Records to process:

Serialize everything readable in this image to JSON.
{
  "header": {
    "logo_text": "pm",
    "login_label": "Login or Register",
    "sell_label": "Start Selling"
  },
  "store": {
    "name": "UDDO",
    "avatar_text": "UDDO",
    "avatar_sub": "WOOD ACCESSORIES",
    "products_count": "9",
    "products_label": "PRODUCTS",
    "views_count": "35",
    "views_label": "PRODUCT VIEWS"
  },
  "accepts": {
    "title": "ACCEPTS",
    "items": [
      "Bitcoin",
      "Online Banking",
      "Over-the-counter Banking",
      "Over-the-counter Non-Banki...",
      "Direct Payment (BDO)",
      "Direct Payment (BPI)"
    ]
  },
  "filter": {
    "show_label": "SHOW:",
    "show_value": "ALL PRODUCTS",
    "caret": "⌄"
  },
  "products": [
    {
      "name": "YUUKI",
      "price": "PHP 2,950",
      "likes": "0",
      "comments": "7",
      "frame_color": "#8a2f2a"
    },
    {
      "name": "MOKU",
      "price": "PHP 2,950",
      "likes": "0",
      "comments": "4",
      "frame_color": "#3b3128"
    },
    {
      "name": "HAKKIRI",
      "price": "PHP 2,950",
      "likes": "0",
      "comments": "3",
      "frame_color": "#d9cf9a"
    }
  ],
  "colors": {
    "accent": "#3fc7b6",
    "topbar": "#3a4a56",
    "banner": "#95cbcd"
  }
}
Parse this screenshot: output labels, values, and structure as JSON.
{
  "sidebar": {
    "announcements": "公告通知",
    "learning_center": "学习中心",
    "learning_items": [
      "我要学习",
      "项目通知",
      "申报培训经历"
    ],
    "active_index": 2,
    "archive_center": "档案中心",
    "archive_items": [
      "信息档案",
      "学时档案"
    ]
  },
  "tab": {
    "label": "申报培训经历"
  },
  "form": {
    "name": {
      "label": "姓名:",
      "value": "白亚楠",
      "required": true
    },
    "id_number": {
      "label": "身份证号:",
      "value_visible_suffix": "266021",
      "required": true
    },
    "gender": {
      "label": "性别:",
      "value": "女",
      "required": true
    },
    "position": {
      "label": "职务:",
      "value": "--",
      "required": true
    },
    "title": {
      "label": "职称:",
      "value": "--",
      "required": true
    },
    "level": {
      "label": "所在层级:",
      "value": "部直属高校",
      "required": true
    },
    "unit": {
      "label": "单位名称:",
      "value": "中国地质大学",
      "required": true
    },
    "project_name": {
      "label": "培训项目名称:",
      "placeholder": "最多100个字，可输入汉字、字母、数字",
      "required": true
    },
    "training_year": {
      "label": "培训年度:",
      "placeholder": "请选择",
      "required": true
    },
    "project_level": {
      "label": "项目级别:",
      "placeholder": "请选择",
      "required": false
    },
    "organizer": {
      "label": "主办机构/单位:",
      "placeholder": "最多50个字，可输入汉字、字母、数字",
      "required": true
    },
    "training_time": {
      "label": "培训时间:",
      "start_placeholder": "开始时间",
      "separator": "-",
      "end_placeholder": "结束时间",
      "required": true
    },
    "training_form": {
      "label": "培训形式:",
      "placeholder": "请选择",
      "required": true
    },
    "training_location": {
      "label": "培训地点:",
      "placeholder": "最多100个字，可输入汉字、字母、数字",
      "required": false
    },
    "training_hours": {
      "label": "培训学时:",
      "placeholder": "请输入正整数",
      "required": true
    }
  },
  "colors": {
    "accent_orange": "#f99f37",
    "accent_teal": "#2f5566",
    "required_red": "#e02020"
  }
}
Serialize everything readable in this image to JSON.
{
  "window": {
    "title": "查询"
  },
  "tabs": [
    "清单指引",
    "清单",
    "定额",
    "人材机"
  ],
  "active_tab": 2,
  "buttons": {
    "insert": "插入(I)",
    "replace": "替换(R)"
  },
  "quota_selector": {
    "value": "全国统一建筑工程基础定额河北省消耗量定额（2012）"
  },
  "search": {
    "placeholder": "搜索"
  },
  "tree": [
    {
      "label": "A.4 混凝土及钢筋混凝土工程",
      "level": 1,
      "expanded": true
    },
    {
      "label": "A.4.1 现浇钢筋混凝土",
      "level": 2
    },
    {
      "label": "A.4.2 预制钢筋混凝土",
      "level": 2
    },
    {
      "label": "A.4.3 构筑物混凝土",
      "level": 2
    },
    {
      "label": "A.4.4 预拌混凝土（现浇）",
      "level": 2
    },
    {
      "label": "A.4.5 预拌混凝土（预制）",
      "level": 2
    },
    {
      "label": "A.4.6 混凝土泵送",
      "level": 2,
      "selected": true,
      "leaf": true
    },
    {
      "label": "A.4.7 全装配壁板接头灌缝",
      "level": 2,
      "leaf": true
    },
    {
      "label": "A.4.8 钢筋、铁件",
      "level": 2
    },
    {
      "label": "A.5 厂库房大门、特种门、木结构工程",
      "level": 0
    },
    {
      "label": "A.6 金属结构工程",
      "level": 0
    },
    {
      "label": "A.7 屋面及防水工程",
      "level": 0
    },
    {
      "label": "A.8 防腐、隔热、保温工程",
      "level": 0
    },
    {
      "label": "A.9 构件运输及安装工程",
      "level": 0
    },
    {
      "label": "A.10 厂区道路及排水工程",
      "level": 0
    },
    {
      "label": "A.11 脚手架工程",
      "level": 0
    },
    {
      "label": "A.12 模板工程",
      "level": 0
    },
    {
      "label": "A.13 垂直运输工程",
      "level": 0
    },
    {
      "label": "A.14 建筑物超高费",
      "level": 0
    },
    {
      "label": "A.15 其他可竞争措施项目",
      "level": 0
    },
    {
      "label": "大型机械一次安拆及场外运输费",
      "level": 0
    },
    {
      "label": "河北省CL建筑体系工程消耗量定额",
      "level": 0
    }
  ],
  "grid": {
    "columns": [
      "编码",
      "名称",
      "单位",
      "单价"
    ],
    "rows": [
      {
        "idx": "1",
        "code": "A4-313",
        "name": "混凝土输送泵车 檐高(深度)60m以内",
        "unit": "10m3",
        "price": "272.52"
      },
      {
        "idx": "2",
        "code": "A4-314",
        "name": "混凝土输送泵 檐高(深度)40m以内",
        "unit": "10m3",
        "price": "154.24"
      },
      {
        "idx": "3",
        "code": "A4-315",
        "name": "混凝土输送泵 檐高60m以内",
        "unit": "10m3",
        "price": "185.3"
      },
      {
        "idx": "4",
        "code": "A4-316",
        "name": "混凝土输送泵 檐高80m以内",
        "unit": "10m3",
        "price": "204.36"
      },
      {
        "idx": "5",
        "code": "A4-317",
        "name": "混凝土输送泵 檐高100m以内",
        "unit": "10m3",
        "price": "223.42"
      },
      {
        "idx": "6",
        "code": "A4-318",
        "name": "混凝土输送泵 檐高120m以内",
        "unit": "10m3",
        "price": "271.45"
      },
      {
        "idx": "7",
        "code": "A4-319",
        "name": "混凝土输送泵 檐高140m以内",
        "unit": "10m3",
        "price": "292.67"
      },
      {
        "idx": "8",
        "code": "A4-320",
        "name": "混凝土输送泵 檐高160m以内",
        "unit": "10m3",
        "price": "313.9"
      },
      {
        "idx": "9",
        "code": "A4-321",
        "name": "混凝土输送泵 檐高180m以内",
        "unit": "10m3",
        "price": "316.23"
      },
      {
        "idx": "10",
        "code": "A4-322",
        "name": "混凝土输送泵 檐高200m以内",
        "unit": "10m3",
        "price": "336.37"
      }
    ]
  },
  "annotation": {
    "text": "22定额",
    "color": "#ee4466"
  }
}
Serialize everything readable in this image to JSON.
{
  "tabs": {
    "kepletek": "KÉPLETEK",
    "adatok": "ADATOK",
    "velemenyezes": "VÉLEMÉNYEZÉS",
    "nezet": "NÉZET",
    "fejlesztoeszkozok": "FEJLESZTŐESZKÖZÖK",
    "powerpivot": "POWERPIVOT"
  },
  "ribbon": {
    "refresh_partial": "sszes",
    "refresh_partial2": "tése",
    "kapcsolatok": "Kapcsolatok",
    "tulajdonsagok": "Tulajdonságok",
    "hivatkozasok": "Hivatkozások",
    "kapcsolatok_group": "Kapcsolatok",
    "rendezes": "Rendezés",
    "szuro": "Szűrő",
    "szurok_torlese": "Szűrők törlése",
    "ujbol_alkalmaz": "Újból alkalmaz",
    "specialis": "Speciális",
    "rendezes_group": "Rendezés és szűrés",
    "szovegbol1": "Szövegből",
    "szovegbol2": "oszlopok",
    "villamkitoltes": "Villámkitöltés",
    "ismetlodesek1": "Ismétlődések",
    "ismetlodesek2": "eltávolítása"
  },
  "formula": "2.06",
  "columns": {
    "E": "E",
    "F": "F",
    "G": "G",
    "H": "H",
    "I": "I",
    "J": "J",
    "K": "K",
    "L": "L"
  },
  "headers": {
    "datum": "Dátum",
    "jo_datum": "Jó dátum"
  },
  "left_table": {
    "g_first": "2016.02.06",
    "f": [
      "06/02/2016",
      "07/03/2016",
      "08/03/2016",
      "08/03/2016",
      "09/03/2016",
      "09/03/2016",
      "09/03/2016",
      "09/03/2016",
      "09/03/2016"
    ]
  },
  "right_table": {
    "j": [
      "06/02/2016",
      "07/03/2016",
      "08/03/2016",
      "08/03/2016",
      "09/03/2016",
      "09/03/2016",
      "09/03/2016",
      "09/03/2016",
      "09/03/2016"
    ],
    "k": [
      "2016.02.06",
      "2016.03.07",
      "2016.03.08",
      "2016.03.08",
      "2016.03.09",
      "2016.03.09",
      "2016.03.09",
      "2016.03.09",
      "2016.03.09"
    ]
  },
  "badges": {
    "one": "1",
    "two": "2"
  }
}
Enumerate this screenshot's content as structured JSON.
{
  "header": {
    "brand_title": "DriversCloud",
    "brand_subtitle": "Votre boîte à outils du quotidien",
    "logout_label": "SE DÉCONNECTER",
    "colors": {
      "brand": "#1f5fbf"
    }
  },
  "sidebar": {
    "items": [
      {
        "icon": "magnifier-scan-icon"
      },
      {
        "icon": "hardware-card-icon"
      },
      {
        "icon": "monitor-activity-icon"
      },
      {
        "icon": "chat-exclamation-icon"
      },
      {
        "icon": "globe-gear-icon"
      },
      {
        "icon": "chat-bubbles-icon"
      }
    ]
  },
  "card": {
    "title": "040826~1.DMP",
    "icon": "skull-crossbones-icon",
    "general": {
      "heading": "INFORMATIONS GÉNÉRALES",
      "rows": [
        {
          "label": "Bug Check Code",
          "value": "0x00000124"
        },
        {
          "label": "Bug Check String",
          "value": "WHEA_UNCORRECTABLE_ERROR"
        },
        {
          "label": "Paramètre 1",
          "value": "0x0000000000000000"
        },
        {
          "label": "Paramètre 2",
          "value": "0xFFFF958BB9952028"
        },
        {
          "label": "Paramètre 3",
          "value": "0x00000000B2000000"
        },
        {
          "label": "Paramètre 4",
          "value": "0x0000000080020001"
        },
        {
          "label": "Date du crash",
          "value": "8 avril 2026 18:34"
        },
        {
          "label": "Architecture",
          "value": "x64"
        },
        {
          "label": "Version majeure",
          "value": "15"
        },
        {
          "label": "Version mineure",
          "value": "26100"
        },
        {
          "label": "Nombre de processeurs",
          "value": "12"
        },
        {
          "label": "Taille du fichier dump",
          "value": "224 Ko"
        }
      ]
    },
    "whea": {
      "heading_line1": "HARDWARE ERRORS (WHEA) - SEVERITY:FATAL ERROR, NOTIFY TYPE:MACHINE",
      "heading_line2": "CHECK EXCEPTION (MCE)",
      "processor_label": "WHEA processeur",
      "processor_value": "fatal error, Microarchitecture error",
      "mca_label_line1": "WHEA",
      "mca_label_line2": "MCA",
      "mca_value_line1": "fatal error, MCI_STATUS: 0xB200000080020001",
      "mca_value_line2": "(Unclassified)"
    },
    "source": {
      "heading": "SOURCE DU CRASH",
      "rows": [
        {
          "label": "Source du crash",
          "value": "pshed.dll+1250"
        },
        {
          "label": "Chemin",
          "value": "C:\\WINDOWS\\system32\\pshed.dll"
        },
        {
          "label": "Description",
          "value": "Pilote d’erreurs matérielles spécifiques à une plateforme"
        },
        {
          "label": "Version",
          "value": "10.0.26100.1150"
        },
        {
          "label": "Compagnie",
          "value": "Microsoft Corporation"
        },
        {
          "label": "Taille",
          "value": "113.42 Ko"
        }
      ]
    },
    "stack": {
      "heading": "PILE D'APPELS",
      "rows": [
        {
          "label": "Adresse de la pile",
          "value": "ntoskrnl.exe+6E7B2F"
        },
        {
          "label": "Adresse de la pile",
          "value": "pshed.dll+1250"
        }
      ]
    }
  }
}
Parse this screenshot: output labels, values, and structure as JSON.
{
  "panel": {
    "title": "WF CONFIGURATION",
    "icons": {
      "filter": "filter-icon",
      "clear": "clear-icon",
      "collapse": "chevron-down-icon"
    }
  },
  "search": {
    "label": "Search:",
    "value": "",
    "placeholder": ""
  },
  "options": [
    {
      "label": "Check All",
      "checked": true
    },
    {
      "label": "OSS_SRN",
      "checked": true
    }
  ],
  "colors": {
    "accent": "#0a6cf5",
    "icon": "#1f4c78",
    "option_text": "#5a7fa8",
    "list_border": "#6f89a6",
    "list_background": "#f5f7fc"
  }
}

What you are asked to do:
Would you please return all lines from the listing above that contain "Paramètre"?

Answer below:
          "label": "Paramètre 1",
          "label": "Paramètre 2",
          "label": "Paramètre 3",
          "label": "Paramètre 4",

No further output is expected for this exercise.